SOURCE RECORDS.
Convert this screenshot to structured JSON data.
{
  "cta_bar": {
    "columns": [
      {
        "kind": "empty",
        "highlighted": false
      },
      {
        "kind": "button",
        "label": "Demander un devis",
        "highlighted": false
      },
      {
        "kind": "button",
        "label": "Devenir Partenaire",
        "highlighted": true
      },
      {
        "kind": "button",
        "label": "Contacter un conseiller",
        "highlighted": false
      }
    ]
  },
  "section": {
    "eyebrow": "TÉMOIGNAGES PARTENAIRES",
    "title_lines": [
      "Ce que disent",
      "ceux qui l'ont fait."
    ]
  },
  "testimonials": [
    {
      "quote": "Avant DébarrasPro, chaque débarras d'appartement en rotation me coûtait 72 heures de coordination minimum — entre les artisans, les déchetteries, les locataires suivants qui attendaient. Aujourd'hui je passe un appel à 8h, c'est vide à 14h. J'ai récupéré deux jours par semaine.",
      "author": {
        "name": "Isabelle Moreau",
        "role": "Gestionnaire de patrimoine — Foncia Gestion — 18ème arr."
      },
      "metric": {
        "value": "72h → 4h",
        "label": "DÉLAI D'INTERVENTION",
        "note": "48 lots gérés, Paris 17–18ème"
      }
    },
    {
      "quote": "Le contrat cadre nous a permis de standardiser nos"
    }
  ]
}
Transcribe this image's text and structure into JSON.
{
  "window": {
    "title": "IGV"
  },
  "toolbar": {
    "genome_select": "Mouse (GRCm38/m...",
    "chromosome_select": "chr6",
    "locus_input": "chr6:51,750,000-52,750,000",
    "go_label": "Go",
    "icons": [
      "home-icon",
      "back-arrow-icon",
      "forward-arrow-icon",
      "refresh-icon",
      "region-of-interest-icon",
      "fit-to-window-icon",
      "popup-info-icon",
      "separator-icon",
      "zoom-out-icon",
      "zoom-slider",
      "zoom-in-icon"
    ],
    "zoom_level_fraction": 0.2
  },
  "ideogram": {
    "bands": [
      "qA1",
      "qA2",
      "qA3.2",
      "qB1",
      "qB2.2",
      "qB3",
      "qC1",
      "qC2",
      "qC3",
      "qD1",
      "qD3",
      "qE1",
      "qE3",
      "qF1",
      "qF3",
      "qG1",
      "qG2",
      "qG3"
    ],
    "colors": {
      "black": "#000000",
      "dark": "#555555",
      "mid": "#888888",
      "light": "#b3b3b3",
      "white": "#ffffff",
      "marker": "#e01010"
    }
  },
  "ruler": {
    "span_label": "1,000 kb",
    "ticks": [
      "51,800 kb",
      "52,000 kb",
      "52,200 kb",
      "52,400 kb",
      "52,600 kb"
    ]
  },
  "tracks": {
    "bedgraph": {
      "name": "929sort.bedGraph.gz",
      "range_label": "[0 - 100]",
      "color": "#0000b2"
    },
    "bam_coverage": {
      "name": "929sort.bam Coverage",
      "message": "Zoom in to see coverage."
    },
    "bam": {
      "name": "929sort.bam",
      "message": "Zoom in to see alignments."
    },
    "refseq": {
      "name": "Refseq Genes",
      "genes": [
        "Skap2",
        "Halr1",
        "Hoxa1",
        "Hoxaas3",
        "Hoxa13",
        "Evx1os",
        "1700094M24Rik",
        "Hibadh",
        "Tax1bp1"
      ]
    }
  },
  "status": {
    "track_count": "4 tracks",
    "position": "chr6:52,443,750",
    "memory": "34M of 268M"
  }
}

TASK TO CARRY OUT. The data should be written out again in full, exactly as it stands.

EXERCISE SOLUTION.
Convert this screenshot to structured JSON data.
{
  "cta_bar": {
    "columns": [
      {
        "kind": "empty",
        "highlighted": false
      },
      {
        "kind": "button",
        "label": "Demander un devis",
        "highlighted": false
      },
      {
        "kind": "button",
        "label": "Devenir Partenaire",
        "highlighted": true
      },
      {
        "kind": "button",
        "label": "Contacter un conseiller",
        "highlighted": false
      }
    ]
  },
  "section": {
    "eyebrow": "TÉMOIGNAGES PARTENAIRES",
    "title_lines": [
      "Ce que disent",
      "ceux qui l'ont fait."
    ]
  },
  "testimonials": [
    {
      "quote": "Avant DébarrasPro, chaque débarras d'appartement en rotation me coûtait 72 heures de coordination minimum — entre les artisans, les déchetteries, les locataires suivants qui attendaient. Aujourd'hui je passe un appel à 8h, c'est vide à 14h. J'ai récupéré deux jours par semaine.",
      "author": {
        "name": "Isabelle Moreau",
        "role": "Gestionnaire de patrimoine — Foncia Gestion — 18ème arr."
      },
      "metric": {
        "value": "72h → 4h",
        "label": "DÉLAI D'INTERVENTION",
        "note": "48 lots gérés, Paris 17–18ème"
      }
    },
    {
      "quote": "Le contrat cadre nous a permis de standardiser nos"
    }
  ]
}
Transcribe this image's text and structure into JSON.
{
  "window": {
    "title": "IGV"
  },
  "toolbar": {
    "genome_select": "Mouse (GRCm38/m...",
    "chromosome_select": "chr6",
    "locus_input": "chr6:51,750,000-52,750,000",
    "go_label": "Go",
    "icons": [
      "home-icon",
      "back-arrow-icon",
      "forward-arrow-icon",
      "refresh-icon",
      "region-of-interest-icon",
      "fit-to-window-icon",
      "popup-info-icon",
      "separator-icon",
      "zoom-out-icon",
      "zoom-slider",
      "zoom-in-icon"
    ],
    "zoom_level_fraction": 0.2
  },
  "ideogram": {
    "bands": [
      "qA1",
      "qA2",
      "qA3.2",
      "qB1",
      "qB2.2",
      "qB3",
      "qC1",
      "qC2",
      "qC3",
      "qD1",
      "qD3",
      "qE1",
      "qE3",
      "qF1",
      "qF3",
      "qG1",
      "qG2",
      "qG3"
    ],
    "colors": {
      "black": "#000000",
      "dark": "#555555",
      "mid": "#888888",
      "light": "#b3b3b3",
      "white": "#ffffff",
      "marker": "#e01010"
    }
  },
  "ruler": {
    "span_label": "1,000 kb",
    "ticks": [
      "51,800 kb",
      "52,000 kb",
      "52,200 kb",
      "52,400 kb",
      "52,600 kb"
    ]
  },
  "tracks": {
    "bedgraph": {
      "name": "929sort.bedGraph.gz",
      "range_label": "[0 - 100]",
      "color": "#0000b2"
    },
    "bam_coverage": {
      "name": "929sort.bam Coverage",
      "message": "Zoom in to see coverage."
    },
    "bam": {
      "name": "929sort.bam",
      "message": "Zoom in to see alignments."
    },
    "refseq": {
      "name": "Refseq Genes",
      "genes": [
        "Skap2",
        "Halr1",
        "Hoxa1",
        "Hoxaas3",
        "Hoxa13",
        "Evx1os",
        "1700094M24Rik",
        "Hibadh",
        "Tax1bp1"
      ]
    }
  },
  "status": {
    "track_count": "4 tracks",
    "position": "chr6:52,443,750",
    "memory": "34M of 268M"
  }
}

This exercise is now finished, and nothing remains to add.